Authorities in the Colombian capital, Bogotá, last week began demolishing a notorious district near the city center locally known as "the Bronx"—but seemingly no plans were made for the displaced residents. The "urban renewal project" was announced in May, following a series of drug raids on the district, which Mayor Enrique Peñalosa characterized an "independent republic of crime"—rife with gangs, prostitution and addiction. Peñalosa was personally on hand as the clearance commenced Aug. 10, and 66 dwelling demolished by heavy machinery. Since then, however, downtown merchants have been protesting that the evicted Bronx inhabitants have been camping on the streets of the central business district. Some 400 began camping in a drainage canal along downtown's 6th Street, but were forced to flee Aug. 17 when the canal was suddenly flooded by heavy rain. At least one woman was injured by a car as she fled the inundation. Colombia's rights ombudsman, the Defensor del Pueblo, criticized the lack of planning in the clearance operation. (ColPrensa, El Espectador, Aug. 18; Colombia.com, Aug. 17; UPI, Aug. 11; BBC News, Aug. 10; Miami Herald, May 31)
French President Francois Hollande announced that he will extend the state of emergency for another three months in light of the Nice attack—just hours after saying he would lift it. Both Hollande's earlier Paris announcement that he would lift the emergency provisions and the Nice attack came amid official Bastille Day celebrations. Speaking to a crowd on the Champs-Elysées, Hollande said that the state of emergency—in place since November's Paris attacks— would not extend beyond July 26: "We can't prolong the state of emergency forever. That would make no sense, it would mean that we were no longer a republic with laws which can apply in all circumstances." The state of emergency was extended three times by parliament—most recently in an effort to to ensure security through the Euro-2016 soccer match.

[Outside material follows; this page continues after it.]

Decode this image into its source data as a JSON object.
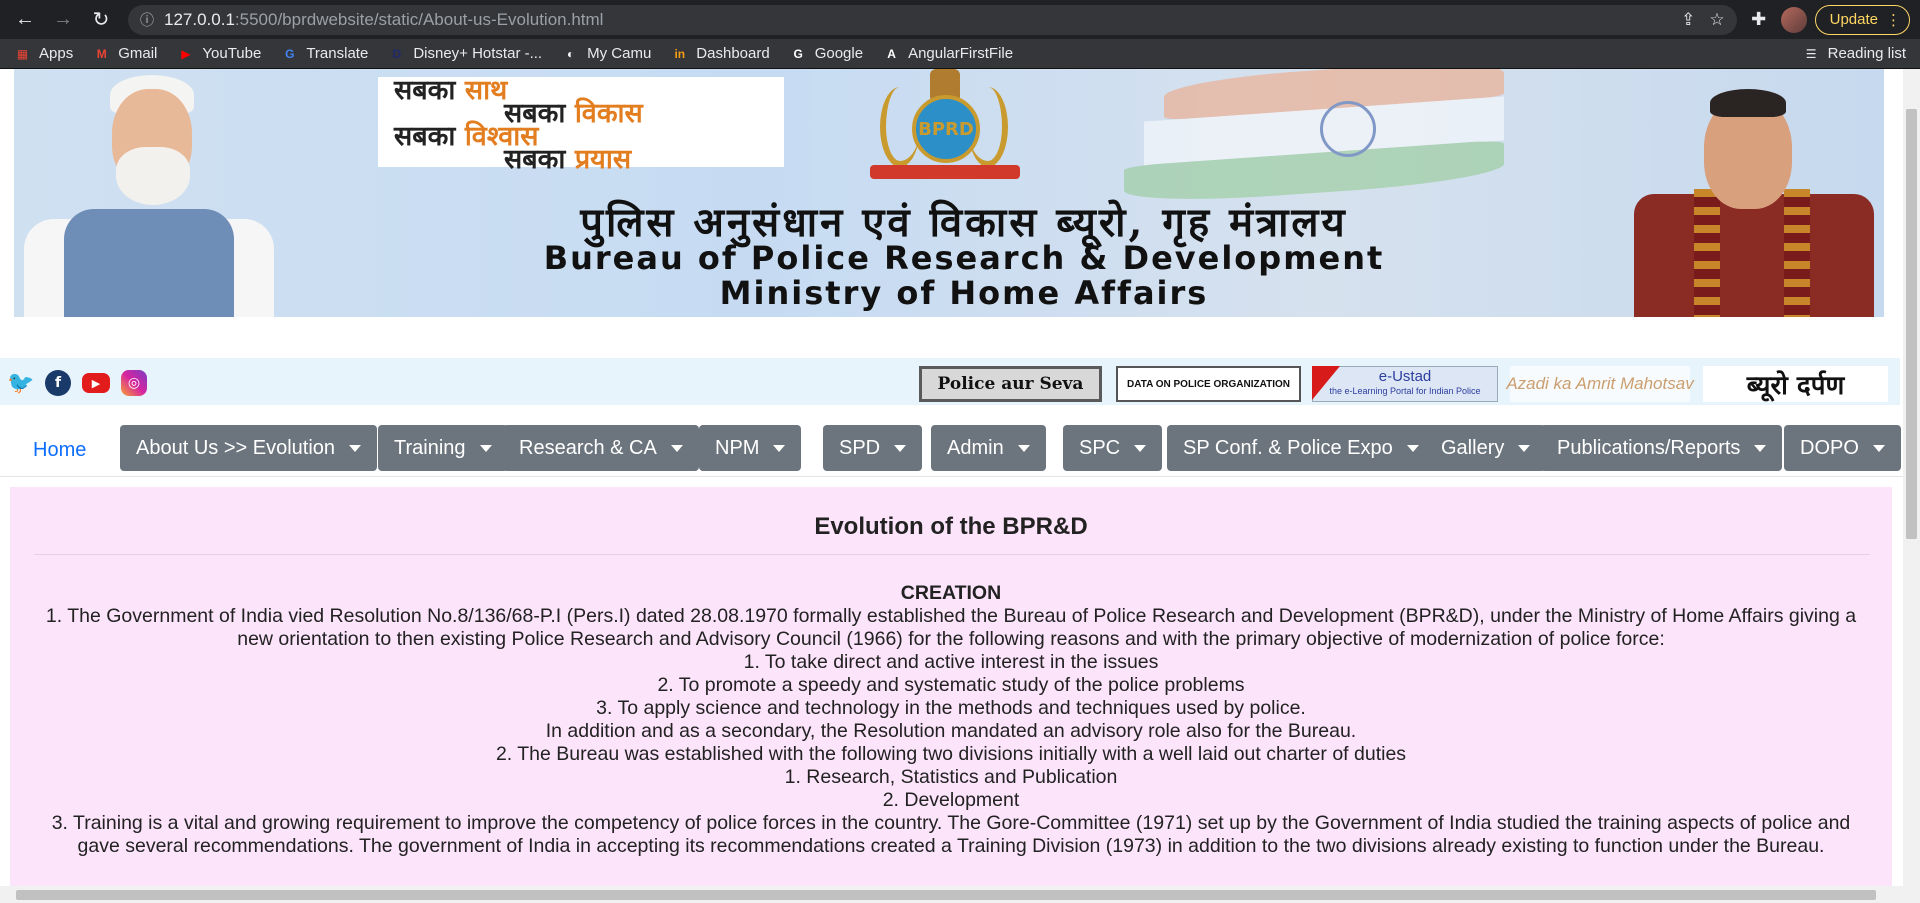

Several thousand gathered for the planned march on the eve of the United Nations Climate Conference (COP 21) that opened in Paris Nov. 30. But the march was banned under the State of Emergency declared following the Nov. 13 terror attacks. Defying the ban on public gatherings, some 10,000 Parisians and international activists joined hands to form a human chain along Boulevard Voltaire. When they later attempted to march on Place de la République, police deployed concussion grenades, tear-gas, pepper spray and baton charges. Some 150 who made it to Place de la République were detained for hours as police surrounded and sealed off the square. At least 174 were arrested. (Revolution News)
From Gothamist, Aug. 11:

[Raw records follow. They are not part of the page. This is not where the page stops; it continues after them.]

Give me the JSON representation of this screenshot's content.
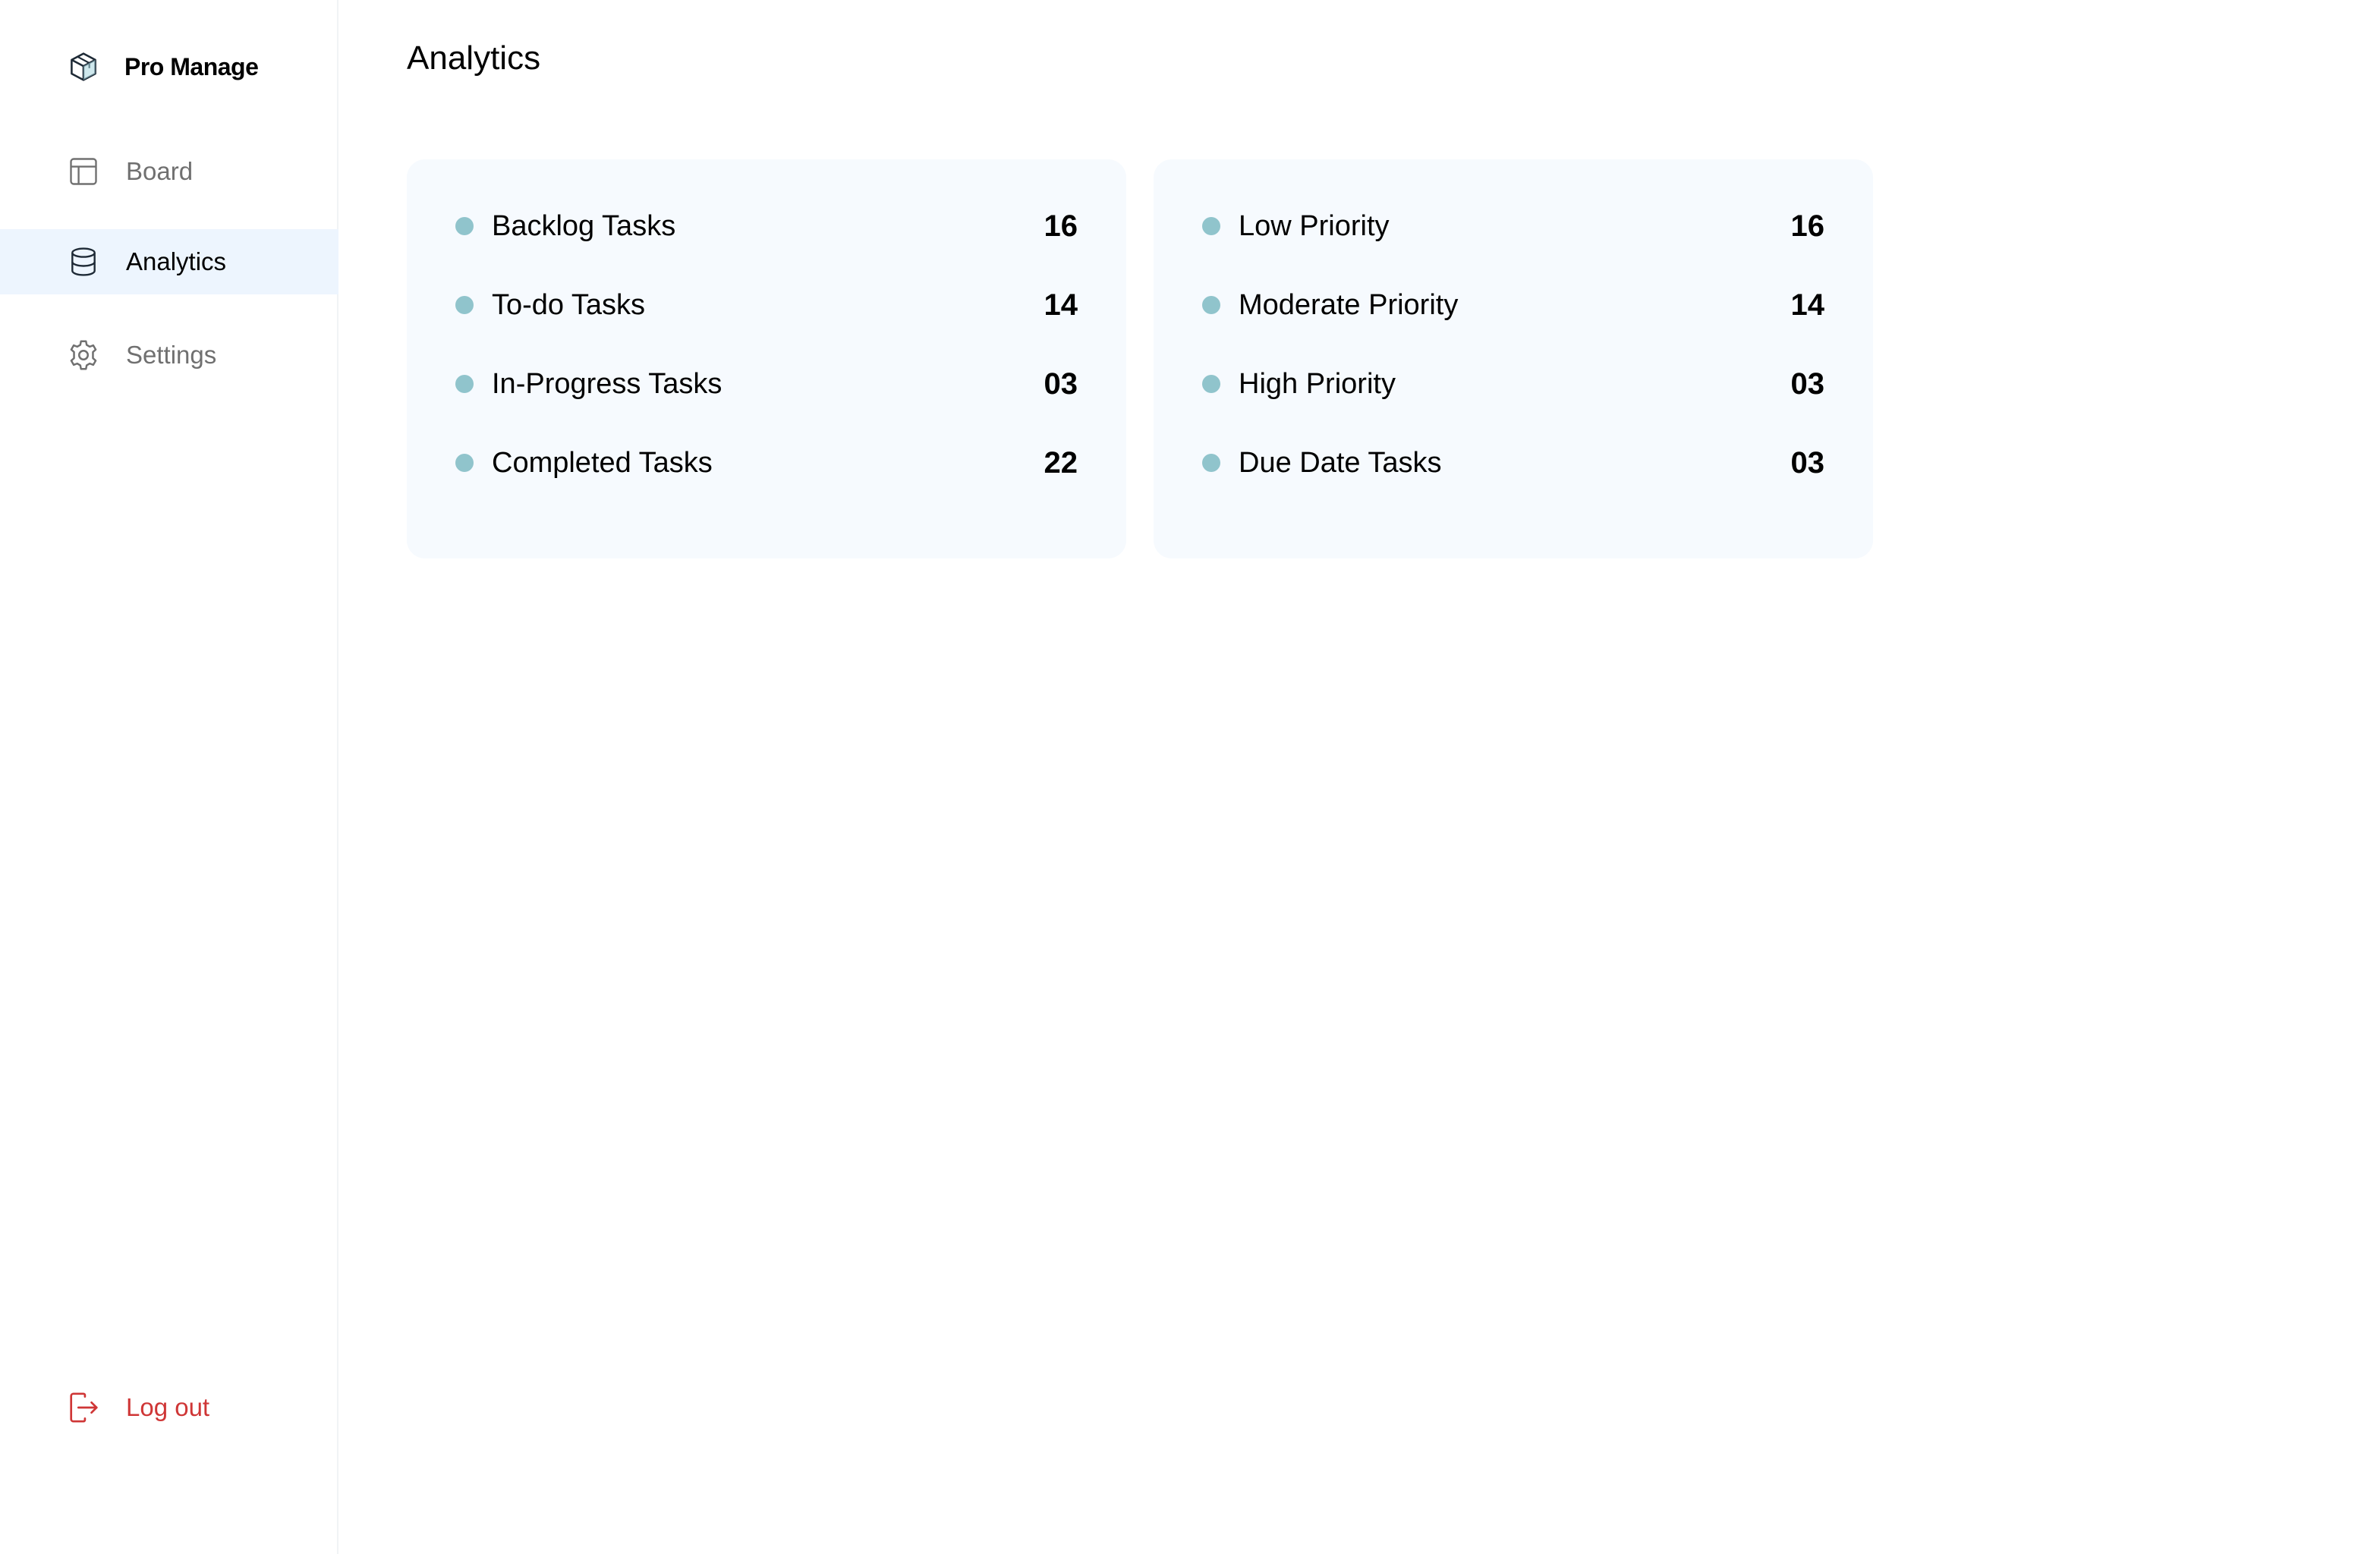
{
  "brand": {
    "name": "Pro Manage",
    "icon": "cube-icon"
  },
  "sidebar": {
    "items": [
      {
        "label": "Board",
        "icon": "layout-icon",
        "active": false
      },
      {
        "label": "Analytics",
        "icon": "database-icon",
        "active": true
      },
      {
        "label": "Settings",
        "icon": "gear-icon",
        "active": false
      }
    ],
    "logout": {
      "label": "Log out",
      "icon": "logout-icon"
    }
  },
  "page": {
    "title": "Analytics"
  },
  "cards": {
    "status": [
      {
        "label": "Backlog Tasks",
        "value": "16"
      },
      {
        "label": "To-do Tasks",
        "value": "14"
      },
      {
        "label": "In-Progress Tasks",
        "value": "03"
      },
      {
        "label": "Completed Tasks",
        "value": "22"
      }
    ],
    "priority": [
      {
        "label": "Low Priority",
        "value": "16"
      },
      {
        "label": "Moderate Priority",
        "value": "14"
      },
      {
        "label": "High Priority",
        "value": "03"
      },
      {
        "label": "Due Date Tasks",
        "value": "03"
      }
    ]
  },
  "colors": {
    "accent_dot": "#90c4cc",
    "active_nav_bg": "#edf5fe",
    "card_bg": "#f6fafe",
    "logout_red": "#cf3636",
    "muted_text": "#707070"
  }
}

Cobble Hill Locals Mourn Death of
Beloved Oriental Pastry & Grocery Co-Owner
Cobble Hill shopkeepers and local residents are reeling from the sudden death of Muyassar Moustapha, who was fatally run over on Atlantic Avenue on Sunday night. Moustapha, 66, was a neighborhood fixture who for decades operated the Oriental Pastry & Grocery on Atlantic, just steps from where he was struck by a Mercedes driver after picking up ice cream at the Key Food across the street.